# What you need to do
Print all of the data exactly, with no line missing.

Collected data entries
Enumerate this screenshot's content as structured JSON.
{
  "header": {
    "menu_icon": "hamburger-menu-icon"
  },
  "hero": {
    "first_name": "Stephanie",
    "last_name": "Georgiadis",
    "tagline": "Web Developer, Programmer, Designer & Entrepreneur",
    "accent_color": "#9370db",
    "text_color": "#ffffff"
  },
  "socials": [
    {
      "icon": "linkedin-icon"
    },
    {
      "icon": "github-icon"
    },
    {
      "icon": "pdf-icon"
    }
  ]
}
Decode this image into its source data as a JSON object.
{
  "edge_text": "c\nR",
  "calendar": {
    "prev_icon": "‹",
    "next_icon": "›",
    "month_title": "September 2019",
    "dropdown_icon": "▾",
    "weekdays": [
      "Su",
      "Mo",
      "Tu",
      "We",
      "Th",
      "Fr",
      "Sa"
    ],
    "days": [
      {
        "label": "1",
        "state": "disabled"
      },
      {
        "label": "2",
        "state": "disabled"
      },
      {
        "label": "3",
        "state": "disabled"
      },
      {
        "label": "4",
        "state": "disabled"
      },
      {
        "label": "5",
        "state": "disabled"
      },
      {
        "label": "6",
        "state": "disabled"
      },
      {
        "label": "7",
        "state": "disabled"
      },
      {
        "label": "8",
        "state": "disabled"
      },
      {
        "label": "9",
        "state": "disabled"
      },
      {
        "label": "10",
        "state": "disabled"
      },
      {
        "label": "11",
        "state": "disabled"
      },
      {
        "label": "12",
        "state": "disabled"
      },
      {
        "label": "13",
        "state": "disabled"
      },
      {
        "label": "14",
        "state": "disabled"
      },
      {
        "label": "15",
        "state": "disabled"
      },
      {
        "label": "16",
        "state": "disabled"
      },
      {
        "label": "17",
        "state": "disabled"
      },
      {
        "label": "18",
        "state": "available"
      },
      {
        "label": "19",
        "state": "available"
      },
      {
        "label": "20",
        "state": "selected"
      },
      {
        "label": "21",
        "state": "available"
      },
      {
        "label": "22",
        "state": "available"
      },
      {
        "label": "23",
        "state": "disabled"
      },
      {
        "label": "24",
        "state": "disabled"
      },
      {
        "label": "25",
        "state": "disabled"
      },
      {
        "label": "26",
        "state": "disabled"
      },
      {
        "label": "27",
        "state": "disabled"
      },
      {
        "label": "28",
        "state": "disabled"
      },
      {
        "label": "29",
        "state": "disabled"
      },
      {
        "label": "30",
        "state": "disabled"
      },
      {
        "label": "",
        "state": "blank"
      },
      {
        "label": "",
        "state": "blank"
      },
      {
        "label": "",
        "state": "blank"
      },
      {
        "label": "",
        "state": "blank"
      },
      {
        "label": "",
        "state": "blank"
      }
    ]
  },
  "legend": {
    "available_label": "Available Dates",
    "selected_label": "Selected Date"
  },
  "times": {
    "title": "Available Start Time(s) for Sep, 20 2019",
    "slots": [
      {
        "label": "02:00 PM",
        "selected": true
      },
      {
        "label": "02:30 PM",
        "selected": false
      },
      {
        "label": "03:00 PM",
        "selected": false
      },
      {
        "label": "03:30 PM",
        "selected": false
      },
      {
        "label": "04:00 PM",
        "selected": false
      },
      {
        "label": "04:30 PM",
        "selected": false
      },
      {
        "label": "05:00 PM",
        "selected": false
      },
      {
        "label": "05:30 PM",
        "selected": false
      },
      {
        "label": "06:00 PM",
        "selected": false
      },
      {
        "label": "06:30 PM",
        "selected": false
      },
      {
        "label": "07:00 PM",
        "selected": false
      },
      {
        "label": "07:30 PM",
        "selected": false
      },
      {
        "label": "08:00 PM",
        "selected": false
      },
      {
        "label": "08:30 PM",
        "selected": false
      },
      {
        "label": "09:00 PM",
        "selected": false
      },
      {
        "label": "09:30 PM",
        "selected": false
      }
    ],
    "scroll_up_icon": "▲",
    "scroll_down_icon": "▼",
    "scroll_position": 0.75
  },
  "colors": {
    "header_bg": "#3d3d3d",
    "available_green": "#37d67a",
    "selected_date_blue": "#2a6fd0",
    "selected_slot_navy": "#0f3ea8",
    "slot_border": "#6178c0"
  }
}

# Problem solution
Enumerate this screenshot's content as structured JSON.
{
  "header": {
    "menu_icon": "hamburger-menu-icon"
  },
  "hero": {
    "first_name": "Stephanie",
    "last_name": "Georgiadis",
    "tagline": "Web Developer, Programmer, Designer & Entrepreneur",
    "accent_color": "#9370db",
    "text_color": "#ffffff"
  },
  "socials": [
    {
      "icon": "linkedin-icon"
    },
    {
      "icon": "github-icon"
    },
    {
      "icon": "pdf-icon"
    }
  ]
}
Decode this image into its source data as a JSON object.
{
  "edge_text": "c\nR",
  "calendar": {
    "prev_icon": "‹",
    "next_icon": "›",
    "month_title": "September 2019",
    "dropdown_icon": "▾",
    "weekdays": [
      "Su",
      "Mo",
      "Tu",
      "We",
      "Th",
      "Fr",
      "Sa"
    ],
    "days": [
      {
        "label": "1",
        "state": "disabled"
      },
      {
        "label": "2",
        "state": "disabled"
      },
      {
        "label": "3",
        "state": "disabled"
      },
      {
        "label": "4",
        "state": "disabled"
      },
      {
        "label": "5",
        "state": "disabled"
      },
      {
        "label": "6",
        "state": "disabled"
      },
      {
        "label": "7",
        "state": "disabled"
      },
      {
        "label": "8",
        "state": "disabled"
      },
      {
        "label": "9",
        "state": "disabled"
      },
      {
        "label": "10",
        "state": "disabled"
      },
      {
        "label": "11",
        "state": "disabled"
      },
      {
        "label": "12",
        "state": "disabled"
      },
      {
        "label": "13",
        "state": "disabled"
      },
      {
        "label": "14",
        "state": "disabled"
      },
      {
        "label": "15",
        "state": "disabled"
      },
      {
        "label": "16",
        "state": "disabled"
      },
      {
        "label": "17",
        "state": "disabled"
      },
      {
        "label": "18",
        "state": "available"
      },
      {
        "label": "19",
        "state": "available"
      },
      {
        "label": "20",
        "state": "selected"
      },
      {
        "label": "21",
        "state": "available"
      },
      {
        "label": "22",
        "state": "available"
      },
      {
        "label": "23",
        "state": "disabled"
      },
      {
        "label": "24",
        "state": "disabled"
      },
      {
        "label": "25",
        "state": "disabled"
      },
      {
        "label": "26",
        "state": "disabled"
      },
      {
        "label": "27",
        "state": "disabled"
      },
      {
        "label": "28",
        "state": "disabled"
      },
      {
        "label": "29",
        "state": "disabled"
      },
      {
        "label": "30",
        "state": "disabled"
      },
      {
        "label": "",
        "state": "blank"
      },
      {
        "label": "",
        "state": "blank"
      },
      {
        "label": "",
        "state": "blank"
      },
      {
        "label": "",
        "state": "blank"
      },
      {
        "label": "",
        "state": "blank"
      }
    ]
  },
  "legend": {
    "available_label": "Available Dates",
    "selected_label": "Selected Date"
  },
  "times": {
    "title": "Available Start Time(s) for Sep, 20 2019",
    "slots": [
      {
        "label": "02:00 PM",
        "selected": true
      },
      {
        "label": "02:30 PM",
        "selected": false
      },
      {
        "label": "03:00 PM",
        "selected": false
      },
      {
        "label": "03:30 PM",
        "selected": false
      },
      {
        "label": "04:00 PM",
        "selected": false
      },
      {
        "label": "04:30 PM",
        "selected": false
      },
      {
        "label": "05:00 PM",
        "selected": false
      },
      {
        "label": "05:30 PM",
        "selected": false
      },
      {
        "label": "06:00 PM",
        "selected": false
      },
      {
        "label": "06:30 PM",
        "selected": false
      },
      {
        "label": "07:00 PM",
        "selected": false
      },
      {
        "label": "07:30 PM",
        "selected": false
      },
      {
        "label": "08:00 PM",
        "selected": false
      },
      {
        "label": "08:30 PM",
        "selected": false
      },
      {
        "label": "09:00 PM",
        "selected": false
      },
      {
        "label": "09:30 PM",
        "selected": false
      }
    ],
    "scroll_up_icon": "▲",
    "scroll_down_icon": "▼",
    "scroll_position": 0.75
  },
  "colors": {
    "header_bg": "#3d3d3d",
    "available_green": "#37d67a",
    "selected_date_blue": "#2a6fd0",
    "selected_slot_navy": "#0f3ea8",
    "slot_border": "#6178c0"
  }
}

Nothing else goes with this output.